AIM OF THE EXERCISE: An identical copy of all records below is to be written out.

GIVEN ENTRIES:
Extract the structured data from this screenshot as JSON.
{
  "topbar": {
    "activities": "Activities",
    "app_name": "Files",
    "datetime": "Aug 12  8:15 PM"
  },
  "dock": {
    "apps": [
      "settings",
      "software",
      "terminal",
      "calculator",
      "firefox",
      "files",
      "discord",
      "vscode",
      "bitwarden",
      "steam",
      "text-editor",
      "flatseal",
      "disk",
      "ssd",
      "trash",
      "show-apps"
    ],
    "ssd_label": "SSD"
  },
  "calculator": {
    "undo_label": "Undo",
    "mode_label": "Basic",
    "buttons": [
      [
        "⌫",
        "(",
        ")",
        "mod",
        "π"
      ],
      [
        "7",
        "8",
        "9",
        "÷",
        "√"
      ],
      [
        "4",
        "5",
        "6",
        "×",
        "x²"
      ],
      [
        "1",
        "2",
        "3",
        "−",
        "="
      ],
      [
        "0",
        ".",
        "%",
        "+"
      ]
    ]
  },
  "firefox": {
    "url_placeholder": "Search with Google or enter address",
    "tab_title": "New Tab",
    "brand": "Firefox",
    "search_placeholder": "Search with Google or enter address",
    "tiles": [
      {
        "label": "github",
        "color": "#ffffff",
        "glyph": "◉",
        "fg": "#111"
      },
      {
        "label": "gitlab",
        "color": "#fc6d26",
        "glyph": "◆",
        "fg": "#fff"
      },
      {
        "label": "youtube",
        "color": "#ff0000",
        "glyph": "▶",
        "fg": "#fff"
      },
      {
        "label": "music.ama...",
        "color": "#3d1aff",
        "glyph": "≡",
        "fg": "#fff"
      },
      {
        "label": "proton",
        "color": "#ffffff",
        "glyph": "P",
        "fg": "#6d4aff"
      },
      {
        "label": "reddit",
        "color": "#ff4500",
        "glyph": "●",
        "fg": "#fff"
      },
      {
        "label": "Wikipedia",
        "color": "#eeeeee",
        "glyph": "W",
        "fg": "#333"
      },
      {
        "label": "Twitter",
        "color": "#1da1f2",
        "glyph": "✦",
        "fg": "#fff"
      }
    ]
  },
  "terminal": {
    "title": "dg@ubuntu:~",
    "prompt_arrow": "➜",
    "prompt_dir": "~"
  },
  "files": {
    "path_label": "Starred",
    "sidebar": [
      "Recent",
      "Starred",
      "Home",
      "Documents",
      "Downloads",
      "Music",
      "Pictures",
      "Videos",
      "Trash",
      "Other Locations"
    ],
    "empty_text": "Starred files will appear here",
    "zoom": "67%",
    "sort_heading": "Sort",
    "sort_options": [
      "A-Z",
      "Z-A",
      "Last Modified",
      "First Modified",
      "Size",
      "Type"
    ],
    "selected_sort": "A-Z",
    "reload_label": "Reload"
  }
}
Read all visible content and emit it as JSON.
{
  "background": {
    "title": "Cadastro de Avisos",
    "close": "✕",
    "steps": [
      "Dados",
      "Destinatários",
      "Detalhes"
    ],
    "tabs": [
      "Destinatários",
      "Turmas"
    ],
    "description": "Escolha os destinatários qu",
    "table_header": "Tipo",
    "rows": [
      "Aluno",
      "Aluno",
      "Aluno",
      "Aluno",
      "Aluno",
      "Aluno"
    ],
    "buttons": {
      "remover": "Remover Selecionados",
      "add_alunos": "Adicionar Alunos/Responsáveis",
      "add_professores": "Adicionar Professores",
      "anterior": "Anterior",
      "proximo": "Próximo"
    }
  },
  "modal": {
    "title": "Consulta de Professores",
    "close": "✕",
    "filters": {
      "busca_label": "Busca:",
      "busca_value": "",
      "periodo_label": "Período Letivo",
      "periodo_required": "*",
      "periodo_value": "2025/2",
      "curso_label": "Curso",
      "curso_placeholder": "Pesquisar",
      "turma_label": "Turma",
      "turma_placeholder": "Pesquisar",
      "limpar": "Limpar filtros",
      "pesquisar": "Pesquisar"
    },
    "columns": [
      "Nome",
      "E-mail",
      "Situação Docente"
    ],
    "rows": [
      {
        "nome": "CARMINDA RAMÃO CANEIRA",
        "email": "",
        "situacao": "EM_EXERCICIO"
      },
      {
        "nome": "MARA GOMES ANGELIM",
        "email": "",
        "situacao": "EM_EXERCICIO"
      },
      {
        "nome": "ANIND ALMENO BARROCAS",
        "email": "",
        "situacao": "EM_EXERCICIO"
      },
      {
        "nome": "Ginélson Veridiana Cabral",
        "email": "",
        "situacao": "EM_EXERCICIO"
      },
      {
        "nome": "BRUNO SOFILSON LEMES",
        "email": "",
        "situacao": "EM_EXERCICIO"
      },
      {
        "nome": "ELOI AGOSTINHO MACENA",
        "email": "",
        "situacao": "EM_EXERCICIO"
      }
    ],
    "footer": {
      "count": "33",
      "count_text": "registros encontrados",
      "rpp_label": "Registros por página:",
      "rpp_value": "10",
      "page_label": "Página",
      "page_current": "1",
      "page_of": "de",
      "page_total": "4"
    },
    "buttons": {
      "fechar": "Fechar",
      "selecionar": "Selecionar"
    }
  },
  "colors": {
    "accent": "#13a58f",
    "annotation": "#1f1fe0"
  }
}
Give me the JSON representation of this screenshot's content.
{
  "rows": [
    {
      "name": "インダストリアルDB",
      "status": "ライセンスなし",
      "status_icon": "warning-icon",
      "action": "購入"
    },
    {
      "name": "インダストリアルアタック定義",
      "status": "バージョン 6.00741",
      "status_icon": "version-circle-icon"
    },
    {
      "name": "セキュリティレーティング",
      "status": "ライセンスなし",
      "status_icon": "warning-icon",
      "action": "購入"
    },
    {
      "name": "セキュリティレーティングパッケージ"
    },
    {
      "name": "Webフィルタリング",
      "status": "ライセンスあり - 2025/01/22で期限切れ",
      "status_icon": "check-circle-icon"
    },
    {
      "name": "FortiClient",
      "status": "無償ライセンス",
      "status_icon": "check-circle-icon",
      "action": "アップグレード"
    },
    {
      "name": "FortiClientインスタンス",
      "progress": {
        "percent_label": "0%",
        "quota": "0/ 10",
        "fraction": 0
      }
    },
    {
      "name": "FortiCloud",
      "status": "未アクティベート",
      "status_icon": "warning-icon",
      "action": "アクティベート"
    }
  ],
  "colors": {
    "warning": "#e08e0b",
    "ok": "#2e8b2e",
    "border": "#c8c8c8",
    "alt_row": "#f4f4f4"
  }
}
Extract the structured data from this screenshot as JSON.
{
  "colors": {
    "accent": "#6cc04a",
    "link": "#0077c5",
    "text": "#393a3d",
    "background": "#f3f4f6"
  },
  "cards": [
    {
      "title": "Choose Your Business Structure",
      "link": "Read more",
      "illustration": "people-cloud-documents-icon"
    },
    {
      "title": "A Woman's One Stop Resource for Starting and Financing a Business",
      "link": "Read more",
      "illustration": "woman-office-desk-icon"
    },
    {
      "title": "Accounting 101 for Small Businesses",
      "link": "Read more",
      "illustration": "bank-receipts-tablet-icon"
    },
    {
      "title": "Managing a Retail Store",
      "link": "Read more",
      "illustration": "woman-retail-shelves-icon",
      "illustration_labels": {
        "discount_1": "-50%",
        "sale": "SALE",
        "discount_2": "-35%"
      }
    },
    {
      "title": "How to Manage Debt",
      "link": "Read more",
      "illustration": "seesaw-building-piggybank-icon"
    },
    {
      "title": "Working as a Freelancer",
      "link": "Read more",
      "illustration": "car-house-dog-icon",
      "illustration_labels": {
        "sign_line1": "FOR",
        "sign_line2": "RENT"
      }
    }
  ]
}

RESULT:
Extract the structured data from this screenshot as JSON.
{
  "topbar": {
    "activities": "Activities",
    "app_name": "Files",
    "datetime": "Aug 12  8:15 PM"
  },
  "dock": {
    "apps": [
      "settings",
      "software",
      "terminal",
      "calculator",
      "firefox",
      "files",
      "discord",
      "vscode",
      "bitwarden",
      "steam",
      "text-editor",
      "flatseal",
      "disk",
      "ssd",
      "trash",
      "show-apps"
    ],
    "ssd_label": "SSD"
  },
  "calculator": {
    "undo_label": "Undo",
    "mode_label": "Basic",
    "buttons": [
      [
        "⌫",
        "(",
        ")",
        "mod",
        "π"
      ],
      [
        "7",
        "8",
        "9",
        "÷",
        "√"
      ],
      [
        "4",
        "5",
        "6",
        "×",
        "x²"
      ],
      [
        "1",
        "2",
        "3",
        "−",
        "="
      ],
      [
        "0",
        ".",
        "%",
        "+"
      ]
    ]
  },
  "firefox": {
    "url_placeholder": "Search with Google or enter address",
    "tab_title": "New Tab",
    "brand": "Firefox",
    "search_placeholder": "Search with Google or enter address",
    "tiles": [
      {
        "label": "github",
        "color": "#ffffff",
        "glyph": "◉",
        "fg": "#111"
      },
      {
        "label": "gitlab",
        "color": "#fc6d26",
        "glyph": "◆",
        "fg": "#fff"
      },
      {
        "label": "youtube",
        "color": "#ff0000",
        "glyph": "▶",
        "fg": "#fff"
      },
      {
        "label": "music.ama...",
        "color": "#3d1aff",
        "glyph": "≡",
        "fg": "#fff"
      },
      {
        "label": "proton",
        "color": "#ffffff",
        "glyph": "P",
        "fg": "#6d4aff"
      },
      {
        "label": "reddit",
        "color": "#ff4500",
        "glyph": "●",
        "fg": "#fff"
      },
      {
        "label": "Wikipedia",
        "color": "#eeeeee",
        "glyph": "W",
        "fg": "#333"
      },
      {
        "label": "Twitter",
        "color": "#1da1f2",
        "glyph": "✦",
        "fg": "#fff"
      }
    ]
  },
  "terminal": {
    "title": "dg@ubuntu:~",
    "prompt_arrow": "➜",
    "prompt_dir": "~"
  },
  "files": {
    "path_label": "Starred",
    "sidebar": [
      "Recent",
      "Starred",
      "Home",
      "Documents",
      "Downloads",
      "Music",
      "Pictures",
      "Videos",
      "Trash",
      "Other Locations"
    ],
    "empty_text": "Starred files will appear here",
    "zoom": "67%",
    "sort_heading": "Sort",
    "sort_options": [
      "A-Z",
      "Z-A",
      "Last Modified",
      "First Modified",
      "Size",
      "Type"
    ],
    "selected_sort": "A-Z",
    "reload_label": "Reload"
  }
}
Read all visible content and emit it as JSON.
{
  "background": {
    "title": "Cadastro de Avisos",
    "close": "✕",
    "steps": [
      "Dados",
      "Destinatários",
      "Detalhes"
    ],
    "tabs": [
      "Destinatários",
      "Turmas"
    ],
    "description": "Escolha os destinatários qu",
    "table_header": "Tipo",
    "rows": [
      "Aluno",
      "Aluno",
      "Aluno",
      "Aluno",
      "Aluno",
      "Aluno"
    ],
    "buttons": {
      "remover": "Remover Selecionados",
      "add_alunos": "Adicionar Alunos/Responsáveis",
      "add_professores": "Adicionar Professores",
      "anterior": "Anterior",
      "proximo": "Próximo"
    }
  },
  "modal": {
    "title": "Consulta de Professores",
    "close": "✕",
    "filters": {
      "busca_label": "Busca:",
      "busca_value": "",
      "periodo_label": "Período Letivo",
      "periodo_required": "*",
      "periodo_value": "2025/2",
      "curso_label": "Curso",
      "curso_placeholder": "Pesquisar",
      "turma_label": "Turma",
      "turma_placeholder": "Pesquisar",
      "limpar": "Limpar filtros",
      "pesquisar": "Pesquisar"
    },
    "columns": [
      "Nome",
      "E-mail",
      "Situação Docente"
    ],
    "rows": [
      {
        "nome": "CARMINDA RAMÃO CANEIRA",
        "email": "",
        "situacao": "EM_EXERCICIO"
      },
      {
        "nome": "MARA GOMES ANGELIM",
        "email": "",
        "situacao": "EM_EXERCICIO"
      },
      {
        "nome": "ANIND ALMENO BARROCAS",
        "email": "",
        "situacao": "EM_EXERCICIO"
      },
      {
        "nome": "Ginélson Veridiana Cabral",
        "email": "",
        "situacao": "EM_EXERCICIO"
      },
      {
        "nome": "BRUNO SOFILSON LEMES",
        "email": "",
        "situacao": "EM_EXERCICIO"
      },
      {
        "nome": "ELOI AGOSTINHO MACENA",
        "email": "",
        "situacao": "EM_EXERCICIO"
      }
    ],
    "footer": {
      "count": "33",
      "count_text": "registros encontrados",
      "rpp_label": "Registros por página:",
      "rpp_value": "10",
      "page_label": "Página",
      "page_current": "1",
      "page_of": "de",
      "page_total": "4"
    },
    "buttons": {
      "fechar": "Fechar",
      "selecionar": "Selecionar"
    }
  },
  "colors": {
    "accent": "#13a58f",
    "annotation": "#1f1fe0"
  }
}
Give me the JSON representation of this screenshot's content.
{
  "rows": [
    {
      "name": "インダストリアルDB",
      "status": "ライセンスなし",
      "status_icon": "warning-icon",
      "action": "購入"
    },
    {
      "name": "インダストリアルアタック定義",
      "status": "バージョン 6.00741",
      "status_icon": "version-circle-icon"
    },
    {
      "name": "セキュリティレーティング",
      "status": "ライセンスなし",
      "status_icon": "warning-icon",
      "action": "購入"
    },
    {
      "name": "セキュリティレーティングパッケージ"
    },
    {
      "name": "Webフィルタリング",
      "status": "ライセンスあり - 2025/01/22で期限切れ",
      "status_icon": "check-circle-icon"
    },
    {
      "name": "FortiClient",
      "status": "無償ライセンス",
      "status_icon": "check-circle-icon",
      "action": "アップグレード"
    },
    {
      "name": "FortiClientインスタンス",
      "progress": {
        "percent_label": "0%",
        "quota": "0/ 10",
        "fraction": 0
      }
    },
    {
      "name": "FortiCloud",
      "status": "未アクティベート",
      "status_icon": "warning-icon",
      "action": "アクティベート"
    }
  ],
  "colors": {
    "warning": "#e08e0b",
    "ok": "#2e8b2e",
    "border": "#c8c8c8",
    "alt_row": "#f4f4f4"
  }
}
Extract the structured data from this screenshot as JSON.
{
  "colors": {
    "accent": "#6cc04a",
    "link": "#0077c5",
    "text": "#393a3d",
    "background": "#f3f4f6"
  },
  "cards": [
    {
      "title": "Choose Your Business Structure",
      "link": "Read more",
      "illustration": "people-cloud-documents-icon"
    },
    {
      "title": "A Woman's One Stop Resource for Starting and Financing a Business",
      "link": "Read more",
      "illustration": "woman-office-desk-icon"
    },
    {
      "title": "Accounting 101 for Small Businesses",
      "link": "Read more",
      "illustration": "bank-receipts-tablet-icon"
    },
    {
      "title": "Managing a Retail Store",
      "link": "Read more",
      "illustration": "woman-retail-shelves-icon",
      "illustration_labels": {
        "discount_1": "-50%",
        "sale": "SALE",
        "discount_2": "-35%"
      }
    },
    {
      "title": "How to Manage Debt",
      "link": "Read more",
      "illustration": "seesaw-building-piggybank-icon"
    },
    {
      "title": "Working as a Freelancer",
      "link": "Read more",
      "illustration": "car-house-dog-icon",
      "illustration_labels": {
        "sign_line1": "FOR",
        "sign_line2": "RENT"
      }
    }
  ]
}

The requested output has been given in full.